- Water: Teach them to keep the water flow to a pencil-thin stream when using the sink.
- Energy: Tell them to turn off the lights when leaving a room and to leave the lights off during the day. Natural sunlight is generally good enough.
- Toxic Exposure: Cleaning up messy little hands? Be sure to avoid anti-bacterial hand soaps and hand sanitizers that contain triethanolamine. Anti-bacterial hand soaps have been proven to cause more harm than good because they kill beneficial bacteria as well as the bad stuff and may be leading to super-strains of bacteria that are resistant to antibiotics. Hand sanitizers that contain the ingredient triethanolamine can damage liver and kidneys.

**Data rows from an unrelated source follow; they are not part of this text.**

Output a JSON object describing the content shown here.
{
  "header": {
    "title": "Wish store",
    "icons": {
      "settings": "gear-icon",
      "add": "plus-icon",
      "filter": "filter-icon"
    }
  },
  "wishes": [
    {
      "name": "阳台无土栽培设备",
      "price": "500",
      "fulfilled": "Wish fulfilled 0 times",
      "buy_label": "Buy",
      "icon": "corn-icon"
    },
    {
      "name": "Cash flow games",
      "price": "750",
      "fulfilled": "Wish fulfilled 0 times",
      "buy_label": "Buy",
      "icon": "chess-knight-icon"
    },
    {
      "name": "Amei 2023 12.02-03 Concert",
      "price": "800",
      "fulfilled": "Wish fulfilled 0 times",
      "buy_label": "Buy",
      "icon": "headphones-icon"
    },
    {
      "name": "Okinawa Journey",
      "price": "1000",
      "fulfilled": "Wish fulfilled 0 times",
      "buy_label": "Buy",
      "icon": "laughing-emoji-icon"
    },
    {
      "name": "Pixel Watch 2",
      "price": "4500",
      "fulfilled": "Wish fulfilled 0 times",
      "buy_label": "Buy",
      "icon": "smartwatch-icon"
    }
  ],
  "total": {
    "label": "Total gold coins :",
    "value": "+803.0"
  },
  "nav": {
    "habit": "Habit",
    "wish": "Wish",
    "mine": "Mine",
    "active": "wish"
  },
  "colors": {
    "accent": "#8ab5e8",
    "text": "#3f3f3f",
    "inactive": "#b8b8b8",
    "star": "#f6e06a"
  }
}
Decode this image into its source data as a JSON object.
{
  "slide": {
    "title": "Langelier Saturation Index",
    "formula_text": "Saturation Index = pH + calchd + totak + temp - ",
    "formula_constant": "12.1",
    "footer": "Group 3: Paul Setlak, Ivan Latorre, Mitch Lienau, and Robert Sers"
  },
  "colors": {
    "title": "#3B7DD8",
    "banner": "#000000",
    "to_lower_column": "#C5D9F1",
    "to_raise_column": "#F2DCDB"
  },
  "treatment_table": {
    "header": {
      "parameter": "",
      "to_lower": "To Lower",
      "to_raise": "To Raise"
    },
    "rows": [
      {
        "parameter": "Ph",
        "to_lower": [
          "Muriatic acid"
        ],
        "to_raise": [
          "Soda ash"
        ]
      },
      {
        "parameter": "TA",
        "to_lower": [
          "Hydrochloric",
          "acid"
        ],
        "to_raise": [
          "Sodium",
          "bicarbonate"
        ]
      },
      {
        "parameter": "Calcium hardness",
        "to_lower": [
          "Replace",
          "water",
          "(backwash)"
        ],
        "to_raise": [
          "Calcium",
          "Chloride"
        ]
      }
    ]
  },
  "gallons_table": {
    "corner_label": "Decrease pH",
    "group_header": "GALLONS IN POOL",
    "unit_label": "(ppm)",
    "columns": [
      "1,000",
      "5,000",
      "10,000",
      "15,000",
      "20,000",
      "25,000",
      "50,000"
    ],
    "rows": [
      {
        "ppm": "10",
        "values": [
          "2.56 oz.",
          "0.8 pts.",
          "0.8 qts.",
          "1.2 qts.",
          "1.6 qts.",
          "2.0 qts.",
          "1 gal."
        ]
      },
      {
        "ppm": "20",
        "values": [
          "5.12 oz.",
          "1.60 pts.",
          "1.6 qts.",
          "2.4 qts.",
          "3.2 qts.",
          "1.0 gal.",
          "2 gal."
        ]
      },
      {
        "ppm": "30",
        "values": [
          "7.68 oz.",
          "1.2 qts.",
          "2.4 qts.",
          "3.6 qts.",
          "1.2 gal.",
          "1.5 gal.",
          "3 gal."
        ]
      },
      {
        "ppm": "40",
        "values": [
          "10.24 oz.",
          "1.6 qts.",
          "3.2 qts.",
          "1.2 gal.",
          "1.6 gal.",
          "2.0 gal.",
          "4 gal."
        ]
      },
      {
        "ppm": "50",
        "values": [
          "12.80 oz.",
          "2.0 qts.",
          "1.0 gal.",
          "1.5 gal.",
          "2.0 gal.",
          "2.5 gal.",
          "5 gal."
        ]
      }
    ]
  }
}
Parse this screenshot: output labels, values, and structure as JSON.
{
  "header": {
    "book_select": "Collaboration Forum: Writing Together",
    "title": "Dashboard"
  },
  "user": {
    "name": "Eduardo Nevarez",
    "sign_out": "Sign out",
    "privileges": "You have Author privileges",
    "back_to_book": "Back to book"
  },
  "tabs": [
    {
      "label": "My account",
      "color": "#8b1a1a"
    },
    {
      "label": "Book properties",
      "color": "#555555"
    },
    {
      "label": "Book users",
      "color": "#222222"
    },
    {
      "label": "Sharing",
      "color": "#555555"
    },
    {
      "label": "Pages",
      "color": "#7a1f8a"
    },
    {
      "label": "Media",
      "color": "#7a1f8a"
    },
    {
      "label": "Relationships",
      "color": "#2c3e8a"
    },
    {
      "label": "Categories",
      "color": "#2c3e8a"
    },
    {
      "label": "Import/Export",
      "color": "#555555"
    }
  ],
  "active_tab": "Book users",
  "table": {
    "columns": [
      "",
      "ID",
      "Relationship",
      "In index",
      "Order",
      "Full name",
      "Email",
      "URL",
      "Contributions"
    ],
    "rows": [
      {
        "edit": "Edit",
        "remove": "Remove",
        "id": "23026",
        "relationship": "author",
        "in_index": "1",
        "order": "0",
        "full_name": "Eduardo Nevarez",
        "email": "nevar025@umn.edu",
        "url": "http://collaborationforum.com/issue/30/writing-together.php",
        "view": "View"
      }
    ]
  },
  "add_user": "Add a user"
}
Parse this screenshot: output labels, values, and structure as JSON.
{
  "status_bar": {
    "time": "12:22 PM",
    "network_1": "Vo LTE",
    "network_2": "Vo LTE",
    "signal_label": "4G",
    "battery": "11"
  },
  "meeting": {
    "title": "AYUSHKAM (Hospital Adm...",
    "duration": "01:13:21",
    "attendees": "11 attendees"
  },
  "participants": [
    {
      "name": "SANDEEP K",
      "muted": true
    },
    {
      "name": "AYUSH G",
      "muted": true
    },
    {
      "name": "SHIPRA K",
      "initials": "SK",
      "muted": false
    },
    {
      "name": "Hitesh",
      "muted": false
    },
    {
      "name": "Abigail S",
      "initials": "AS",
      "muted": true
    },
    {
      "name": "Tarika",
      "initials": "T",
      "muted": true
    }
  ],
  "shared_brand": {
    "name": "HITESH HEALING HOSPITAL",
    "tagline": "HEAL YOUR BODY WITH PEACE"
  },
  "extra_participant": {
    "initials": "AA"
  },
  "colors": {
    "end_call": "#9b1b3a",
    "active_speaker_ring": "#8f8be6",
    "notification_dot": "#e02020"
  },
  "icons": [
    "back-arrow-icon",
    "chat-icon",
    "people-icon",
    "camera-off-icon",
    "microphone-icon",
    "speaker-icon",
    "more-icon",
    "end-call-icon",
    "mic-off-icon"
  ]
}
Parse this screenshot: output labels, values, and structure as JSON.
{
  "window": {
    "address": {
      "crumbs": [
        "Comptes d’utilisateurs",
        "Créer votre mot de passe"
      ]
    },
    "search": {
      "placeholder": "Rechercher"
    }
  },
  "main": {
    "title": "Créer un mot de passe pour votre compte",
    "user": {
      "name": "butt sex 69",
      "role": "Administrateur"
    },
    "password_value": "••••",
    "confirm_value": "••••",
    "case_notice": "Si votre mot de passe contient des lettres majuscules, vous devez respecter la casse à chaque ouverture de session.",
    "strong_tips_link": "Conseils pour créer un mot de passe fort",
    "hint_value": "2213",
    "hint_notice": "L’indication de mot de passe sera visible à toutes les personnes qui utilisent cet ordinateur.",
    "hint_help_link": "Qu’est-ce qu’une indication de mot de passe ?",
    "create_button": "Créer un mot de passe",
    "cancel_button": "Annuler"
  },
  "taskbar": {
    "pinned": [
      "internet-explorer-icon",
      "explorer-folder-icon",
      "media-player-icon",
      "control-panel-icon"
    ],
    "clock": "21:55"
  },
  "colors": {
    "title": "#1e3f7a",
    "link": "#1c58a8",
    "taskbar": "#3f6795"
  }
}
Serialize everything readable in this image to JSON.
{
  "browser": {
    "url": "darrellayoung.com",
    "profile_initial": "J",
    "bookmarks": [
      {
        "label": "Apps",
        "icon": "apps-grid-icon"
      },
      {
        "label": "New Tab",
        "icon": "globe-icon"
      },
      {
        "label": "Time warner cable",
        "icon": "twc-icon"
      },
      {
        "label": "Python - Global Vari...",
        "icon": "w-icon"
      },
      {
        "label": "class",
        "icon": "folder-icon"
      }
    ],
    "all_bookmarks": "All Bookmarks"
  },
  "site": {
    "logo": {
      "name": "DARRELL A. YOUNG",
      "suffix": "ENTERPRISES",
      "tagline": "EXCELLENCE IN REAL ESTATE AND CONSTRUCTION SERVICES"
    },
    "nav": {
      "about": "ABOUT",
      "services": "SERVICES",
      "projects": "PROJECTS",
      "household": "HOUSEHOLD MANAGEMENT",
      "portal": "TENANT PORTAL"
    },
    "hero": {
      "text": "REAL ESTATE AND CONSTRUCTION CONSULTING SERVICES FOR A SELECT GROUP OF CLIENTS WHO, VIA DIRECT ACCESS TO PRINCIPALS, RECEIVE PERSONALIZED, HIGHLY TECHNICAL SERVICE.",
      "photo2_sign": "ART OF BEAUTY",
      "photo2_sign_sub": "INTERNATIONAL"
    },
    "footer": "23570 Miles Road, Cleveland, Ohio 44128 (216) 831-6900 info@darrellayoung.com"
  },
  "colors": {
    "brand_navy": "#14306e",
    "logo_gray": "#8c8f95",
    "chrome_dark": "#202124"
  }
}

- Waste: Recycle newspapers, magazines and junk mail. You can present it as a game that involves sorting out the different types and putting them in their special bins for points. Assign a daily chore to help with the sorting and recycling.
- Food: Teach your preschooler how to help pick out ripe seasonal fruit and vegetables for their snacks and meals. Show them that when they have finished their fruit and vegetables, there are parts that can be composted. Involve your children in composting your food scraps, coffee grounds, etc. Get them used to seeing that food waste is not garbage but rather something that can be turned into soil to grow more food.
- Transportation: Walk whenever possible. Plan out your weekly menu and shopping needs, and go to the store once to cut back on multiple trips.
Going green is a way of living, and that means it must include your kids, too. Regardless of their age, your children can start learning what it means to live a healthier, more natural and environmentally friendly lifestyle.
We've broken down the top ways to get your kids involved in the process. Chances are, they'll be having so much fun they won't even realize they're learning. Plus, if you start instilling green values in your kids now, the more likely they are to continue a healthier lifestyle into adulthood.